Supporting Independence, Even While at Home
Once your child feels ready to take the step of attending university, it will be a big change for them. Twice-exceptional college students leave behind the support systems they previously relied upon in high school, including IEPs and familiar support staff. If they are moving away from home, they will no longer have direct access to your support and guidance. To prepare your child for college, teach them functional skills like how to chunk studying, how to use a planner, etc. It may be tempting to manage your child’s life for them when they are living at home. However, you can be more helpful by helping them become more independent. You should still support and advise them through difficulties, of course. Though, it is healthier for your child to work through their own problems and experience the consequences of their actions.
An equally important element to preparing twice-exceptional college students for success is connecting them with the right accommodations at university. Ensure your child knows their legal rights, has the proper documentation to support their needs, and has mastered the self-advocacy skills to ensure their accommodations are correctly implemented.
Appropriately Challenging Education

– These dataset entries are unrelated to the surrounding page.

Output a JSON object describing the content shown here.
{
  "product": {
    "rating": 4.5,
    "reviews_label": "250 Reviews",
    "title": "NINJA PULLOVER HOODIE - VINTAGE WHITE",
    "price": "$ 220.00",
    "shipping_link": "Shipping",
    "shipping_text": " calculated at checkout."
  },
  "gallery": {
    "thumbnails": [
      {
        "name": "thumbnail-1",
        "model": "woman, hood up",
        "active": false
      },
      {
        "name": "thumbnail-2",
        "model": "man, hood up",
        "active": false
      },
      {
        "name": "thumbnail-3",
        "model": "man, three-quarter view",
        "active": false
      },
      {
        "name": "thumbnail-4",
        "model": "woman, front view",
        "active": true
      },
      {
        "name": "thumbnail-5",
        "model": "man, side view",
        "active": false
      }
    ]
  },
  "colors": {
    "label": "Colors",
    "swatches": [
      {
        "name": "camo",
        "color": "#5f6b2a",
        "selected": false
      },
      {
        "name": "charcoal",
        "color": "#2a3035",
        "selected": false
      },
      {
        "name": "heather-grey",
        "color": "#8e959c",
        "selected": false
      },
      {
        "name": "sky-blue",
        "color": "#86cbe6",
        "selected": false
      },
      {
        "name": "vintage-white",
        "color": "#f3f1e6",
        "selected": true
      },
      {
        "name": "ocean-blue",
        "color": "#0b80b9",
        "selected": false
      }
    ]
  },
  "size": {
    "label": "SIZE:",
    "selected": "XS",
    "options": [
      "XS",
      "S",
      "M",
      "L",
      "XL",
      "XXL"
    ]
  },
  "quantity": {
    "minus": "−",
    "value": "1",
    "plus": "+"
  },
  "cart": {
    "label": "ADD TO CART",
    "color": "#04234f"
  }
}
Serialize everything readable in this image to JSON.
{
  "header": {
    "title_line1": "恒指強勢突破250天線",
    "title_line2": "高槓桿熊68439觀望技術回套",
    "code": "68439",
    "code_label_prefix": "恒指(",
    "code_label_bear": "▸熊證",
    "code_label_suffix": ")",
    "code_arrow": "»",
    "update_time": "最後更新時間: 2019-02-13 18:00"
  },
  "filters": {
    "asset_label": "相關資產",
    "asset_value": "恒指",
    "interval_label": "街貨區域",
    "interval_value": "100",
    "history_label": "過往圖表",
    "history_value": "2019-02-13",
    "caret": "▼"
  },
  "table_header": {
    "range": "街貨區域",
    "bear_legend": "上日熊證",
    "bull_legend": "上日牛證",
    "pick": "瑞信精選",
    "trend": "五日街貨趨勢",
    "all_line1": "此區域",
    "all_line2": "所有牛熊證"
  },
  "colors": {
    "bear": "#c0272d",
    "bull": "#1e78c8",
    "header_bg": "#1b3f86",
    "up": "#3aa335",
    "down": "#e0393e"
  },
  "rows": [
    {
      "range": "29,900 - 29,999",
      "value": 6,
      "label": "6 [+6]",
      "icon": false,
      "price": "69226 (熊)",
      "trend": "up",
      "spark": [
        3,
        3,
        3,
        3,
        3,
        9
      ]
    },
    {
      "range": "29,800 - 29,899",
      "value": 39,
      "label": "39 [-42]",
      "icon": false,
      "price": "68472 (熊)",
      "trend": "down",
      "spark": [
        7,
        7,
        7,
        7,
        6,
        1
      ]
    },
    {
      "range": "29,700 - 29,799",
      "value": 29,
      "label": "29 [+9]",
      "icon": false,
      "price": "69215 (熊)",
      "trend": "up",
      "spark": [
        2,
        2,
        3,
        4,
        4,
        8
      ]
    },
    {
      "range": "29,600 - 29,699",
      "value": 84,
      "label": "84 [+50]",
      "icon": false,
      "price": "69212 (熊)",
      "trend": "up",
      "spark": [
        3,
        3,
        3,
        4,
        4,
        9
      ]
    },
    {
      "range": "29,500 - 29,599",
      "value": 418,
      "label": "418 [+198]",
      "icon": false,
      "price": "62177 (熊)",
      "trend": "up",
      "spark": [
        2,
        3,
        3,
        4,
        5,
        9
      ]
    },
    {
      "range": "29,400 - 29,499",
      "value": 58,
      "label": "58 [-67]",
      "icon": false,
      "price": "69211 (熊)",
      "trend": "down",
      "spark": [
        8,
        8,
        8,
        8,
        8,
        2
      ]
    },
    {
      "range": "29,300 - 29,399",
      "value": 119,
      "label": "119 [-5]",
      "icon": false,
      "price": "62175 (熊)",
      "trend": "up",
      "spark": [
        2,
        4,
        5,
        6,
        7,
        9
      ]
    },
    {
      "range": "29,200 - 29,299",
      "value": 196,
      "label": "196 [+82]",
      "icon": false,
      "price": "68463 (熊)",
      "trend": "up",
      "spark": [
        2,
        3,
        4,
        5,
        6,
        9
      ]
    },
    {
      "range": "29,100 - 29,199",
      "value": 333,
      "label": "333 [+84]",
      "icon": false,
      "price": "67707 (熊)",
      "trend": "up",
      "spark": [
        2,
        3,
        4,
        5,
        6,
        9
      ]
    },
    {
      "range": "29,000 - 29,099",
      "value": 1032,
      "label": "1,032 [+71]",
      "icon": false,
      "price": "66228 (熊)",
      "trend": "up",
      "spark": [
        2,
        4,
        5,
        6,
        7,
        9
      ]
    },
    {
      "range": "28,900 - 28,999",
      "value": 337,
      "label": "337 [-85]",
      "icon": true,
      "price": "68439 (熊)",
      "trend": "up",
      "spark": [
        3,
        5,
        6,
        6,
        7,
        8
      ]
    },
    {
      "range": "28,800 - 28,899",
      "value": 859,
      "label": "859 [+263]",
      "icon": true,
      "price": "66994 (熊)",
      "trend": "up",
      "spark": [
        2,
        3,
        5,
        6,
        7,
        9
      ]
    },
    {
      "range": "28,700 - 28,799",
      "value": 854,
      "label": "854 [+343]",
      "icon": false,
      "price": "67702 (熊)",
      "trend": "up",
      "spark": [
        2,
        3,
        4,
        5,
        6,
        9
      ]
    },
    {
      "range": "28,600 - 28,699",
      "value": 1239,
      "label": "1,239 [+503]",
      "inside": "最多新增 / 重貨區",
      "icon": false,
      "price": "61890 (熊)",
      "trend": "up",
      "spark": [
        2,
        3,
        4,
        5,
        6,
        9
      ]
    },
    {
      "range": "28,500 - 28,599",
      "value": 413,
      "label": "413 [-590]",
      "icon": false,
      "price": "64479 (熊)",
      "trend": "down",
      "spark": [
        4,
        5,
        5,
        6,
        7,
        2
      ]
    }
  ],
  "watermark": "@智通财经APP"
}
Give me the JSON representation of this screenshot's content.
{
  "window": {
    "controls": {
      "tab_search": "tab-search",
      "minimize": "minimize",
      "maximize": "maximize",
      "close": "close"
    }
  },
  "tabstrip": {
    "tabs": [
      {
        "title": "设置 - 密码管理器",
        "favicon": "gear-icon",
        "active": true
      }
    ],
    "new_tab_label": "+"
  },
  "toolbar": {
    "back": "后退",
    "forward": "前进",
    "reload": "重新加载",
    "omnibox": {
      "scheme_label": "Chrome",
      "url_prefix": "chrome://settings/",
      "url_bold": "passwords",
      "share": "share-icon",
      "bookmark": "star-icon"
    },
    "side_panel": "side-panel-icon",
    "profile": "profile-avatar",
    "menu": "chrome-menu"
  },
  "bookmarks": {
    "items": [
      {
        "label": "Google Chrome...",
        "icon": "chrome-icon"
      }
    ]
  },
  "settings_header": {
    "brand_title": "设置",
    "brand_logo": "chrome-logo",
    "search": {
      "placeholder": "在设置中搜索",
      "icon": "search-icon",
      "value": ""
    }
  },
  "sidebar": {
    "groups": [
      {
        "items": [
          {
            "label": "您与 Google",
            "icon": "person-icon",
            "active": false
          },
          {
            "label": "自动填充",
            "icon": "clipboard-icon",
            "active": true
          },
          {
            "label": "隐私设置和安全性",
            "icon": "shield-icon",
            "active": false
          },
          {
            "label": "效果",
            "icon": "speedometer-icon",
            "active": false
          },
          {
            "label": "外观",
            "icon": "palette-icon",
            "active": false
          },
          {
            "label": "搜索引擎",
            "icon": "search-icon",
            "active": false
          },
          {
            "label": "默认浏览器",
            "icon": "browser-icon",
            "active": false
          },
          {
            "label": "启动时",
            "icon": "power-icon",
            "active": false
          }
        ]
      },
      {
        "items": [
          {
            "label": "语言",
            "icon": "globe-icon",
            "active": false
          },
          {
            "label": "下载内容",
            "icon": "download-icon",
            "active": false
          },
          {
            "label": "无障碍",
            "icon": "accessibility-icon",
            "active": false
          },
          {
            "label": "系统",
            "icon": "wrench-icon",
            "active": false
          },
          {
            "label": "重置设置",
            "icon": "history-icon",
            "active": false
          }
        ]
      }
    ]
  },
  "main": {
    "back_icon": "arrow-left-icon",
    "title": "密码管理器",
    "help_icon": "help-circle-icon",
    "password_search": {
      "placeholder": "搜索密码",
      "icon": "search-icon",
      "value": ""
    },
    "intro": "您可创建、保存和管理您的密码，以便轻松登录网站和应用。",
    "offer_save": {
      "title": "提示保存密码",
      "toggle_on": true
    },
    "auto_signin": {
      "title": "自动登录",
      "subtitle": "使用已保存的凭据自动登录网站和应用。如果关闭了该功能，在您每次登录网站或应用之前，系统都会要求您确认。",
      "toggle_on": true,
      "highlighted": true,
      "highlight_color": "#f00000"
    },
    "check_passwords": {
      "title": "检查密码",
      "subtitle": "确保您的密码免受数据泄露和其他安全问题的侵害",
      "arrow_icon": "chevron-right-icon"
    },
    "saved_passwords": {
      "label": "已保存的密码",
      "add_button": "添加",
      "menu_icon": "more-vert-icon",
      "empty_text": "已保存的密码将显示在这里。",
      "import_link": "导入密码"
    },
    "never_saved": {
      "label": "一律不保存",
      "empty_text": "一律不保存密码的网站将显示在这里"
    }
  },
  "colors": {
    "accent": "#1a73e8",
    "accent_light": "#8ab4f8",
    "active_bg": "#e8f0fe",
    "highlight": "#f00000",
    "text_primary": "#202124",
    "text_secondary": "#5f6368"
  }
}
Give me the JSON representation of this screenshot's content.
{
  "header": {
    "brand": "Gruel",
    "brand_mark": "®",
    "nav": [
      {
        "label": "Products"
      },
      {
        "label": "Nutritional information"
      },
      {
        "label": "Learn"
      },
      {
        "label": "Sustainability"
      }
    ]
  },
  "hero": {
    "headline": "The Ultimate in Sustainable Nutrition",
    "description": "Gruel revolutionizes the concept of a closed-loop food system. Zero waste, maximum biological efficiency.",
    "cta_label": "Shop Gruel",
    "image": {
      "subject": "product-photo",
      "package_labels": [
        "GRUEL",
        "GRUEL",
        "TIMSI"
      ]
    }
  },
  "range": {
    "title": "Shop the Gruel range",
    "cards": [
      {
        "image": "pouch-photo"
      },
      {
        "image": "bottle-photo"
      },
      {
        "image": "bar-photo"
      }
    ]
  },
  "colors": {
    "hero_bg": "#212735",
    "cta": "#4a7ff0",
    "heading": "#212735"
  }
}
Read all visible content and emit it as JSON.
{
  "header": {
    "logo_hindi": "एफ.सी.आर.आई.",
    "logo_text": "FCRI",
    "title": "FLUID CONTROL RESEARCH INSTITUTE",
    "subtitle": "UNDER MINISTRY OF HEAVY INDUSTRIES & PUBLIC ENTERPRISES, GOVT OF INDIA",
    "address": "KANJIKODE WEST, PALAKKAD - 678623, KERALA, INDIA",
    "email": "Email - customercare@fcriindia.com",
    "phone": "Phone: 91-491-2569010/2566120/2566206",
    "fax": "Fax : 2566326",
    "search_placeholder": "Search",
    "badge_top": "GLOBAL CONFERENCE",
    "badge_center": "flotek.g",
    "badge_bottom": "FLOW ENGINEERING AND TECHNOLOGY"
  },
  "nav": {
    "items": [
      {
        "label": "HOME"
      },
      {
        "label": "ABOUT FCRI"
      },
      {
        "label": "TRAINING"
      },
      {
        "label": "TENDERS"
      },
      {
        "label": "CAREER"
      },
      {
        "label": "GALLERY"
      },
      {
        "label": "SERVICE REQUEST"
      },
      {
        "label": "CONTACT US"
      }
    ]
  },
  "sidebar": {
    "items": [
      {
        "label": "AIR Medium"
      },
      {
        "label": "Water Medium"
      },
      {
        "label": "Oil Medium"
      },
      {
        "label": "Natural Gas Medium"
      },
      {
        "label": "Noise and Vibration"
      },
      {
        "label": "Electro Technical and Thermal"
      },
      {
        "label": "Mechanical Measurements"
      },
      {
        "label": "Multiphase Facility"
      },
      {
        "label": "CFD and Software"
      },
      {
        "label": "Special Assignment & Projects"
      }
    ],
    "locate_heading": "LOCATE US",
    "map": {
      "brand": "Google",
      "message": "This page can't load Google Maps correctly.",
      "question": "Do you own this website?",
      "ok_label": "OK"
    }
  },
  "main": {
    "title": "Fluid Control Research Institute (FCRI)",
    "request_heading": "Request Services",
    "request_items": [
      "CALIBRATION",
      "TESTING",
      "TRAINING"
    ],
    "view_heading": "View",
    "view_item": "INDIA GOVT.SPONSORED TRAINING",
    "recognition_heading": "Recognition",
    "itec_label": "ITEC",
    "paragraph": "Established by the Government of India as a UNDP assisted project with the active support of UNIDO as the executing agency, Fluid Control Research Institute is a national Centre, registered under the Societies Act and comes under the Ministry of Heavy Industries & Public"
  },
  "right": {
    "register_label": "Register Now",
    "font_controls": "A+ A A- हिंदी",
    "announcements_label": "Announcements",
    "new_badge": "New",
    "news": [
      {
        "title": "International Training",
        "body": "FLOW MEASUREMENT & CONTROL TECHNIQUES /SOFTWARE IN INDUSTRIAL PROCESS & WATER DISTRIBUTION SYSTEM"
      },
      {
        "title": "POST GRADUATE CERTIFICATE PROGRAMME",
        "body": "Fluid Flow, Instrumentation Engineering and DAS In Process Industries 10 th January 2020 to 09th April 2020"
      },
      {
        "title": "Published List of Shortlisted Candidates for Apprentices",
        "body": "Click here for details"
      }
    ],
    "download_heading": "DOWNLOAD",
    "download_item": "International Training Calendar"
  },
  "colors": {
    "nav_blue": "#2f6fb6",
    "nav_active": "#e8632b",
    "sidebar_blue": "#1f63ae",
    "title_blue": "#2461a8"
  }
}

Finally, your 2e young adult must be challenged in college lest they become bored and disengage. If possible, allow them to test out of introductory classes in subjects they already mastered during high school. Select each subject and difficulty level carefully to create a college schedule that both challenges and supports your child in alignment with their strengths and weaknesses.
A thorough and thoughtful career preparation process will allow your child to learn many new skills, including time management, self-advocacy, communication, conflict resolution, self-care, and emotional regulation. Ideally, by the time your twice-exceptional young adult starts interviewing for jobs, they will already have mastered many of the skills they will need. They should also be well acquainted with their skills and be able to communicate them with potential employers. Despite all this, job hunting is often a draining and unpredictable process. Support your child by reminding them of their unique strengths, and if you haven’t done so already, connecting them with a therapist or job coach experienced in working with twice-exceptional young adults. With the right balance of freedom and support, your child can build the confidence and functional skillset they’ll need to interview and land a job effectively.
Learn more about our teen counseling services, focused on 2e tweens and teens who often also struggle with anxiety and depression. If you feel like your family needs more support, book a free, 20-minute phone consultation with our teen specialist Dr. Jenifer Goldman, to see how she can help. As a teen specialist, she often follows her clients through college and thus has significant experience working with twice-exceptional college students as well.